#### [Your assignment]
Look through the records, and whenever a line includes the word "location", copy it.

☆ ☆ ☆ ☆ ☆

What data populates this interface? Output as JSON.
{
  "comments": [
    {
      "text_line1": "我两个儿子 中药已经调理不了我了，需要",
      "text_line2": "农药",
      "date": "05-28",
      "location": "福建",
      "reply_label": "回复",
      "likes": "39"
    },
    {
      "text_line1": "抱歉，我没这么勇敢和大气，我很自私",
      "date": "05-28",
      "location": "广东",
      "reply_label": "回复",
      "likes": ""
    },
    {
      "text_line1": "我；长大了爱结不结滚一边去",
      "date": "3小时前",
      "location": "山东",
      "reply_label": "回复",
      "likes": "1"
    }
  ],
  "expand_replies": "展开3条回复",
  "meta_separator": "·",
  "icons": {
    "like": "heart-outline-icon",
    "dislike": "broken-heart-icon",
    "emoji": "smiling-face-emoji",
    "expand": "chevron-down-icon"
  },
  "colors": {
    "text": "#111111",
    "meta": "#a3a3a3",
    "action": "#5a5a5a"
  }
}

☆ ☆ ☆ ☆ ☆

#### [Solution to this task]
      "location": "福建",
      "location": "广东",
      "location": "山东",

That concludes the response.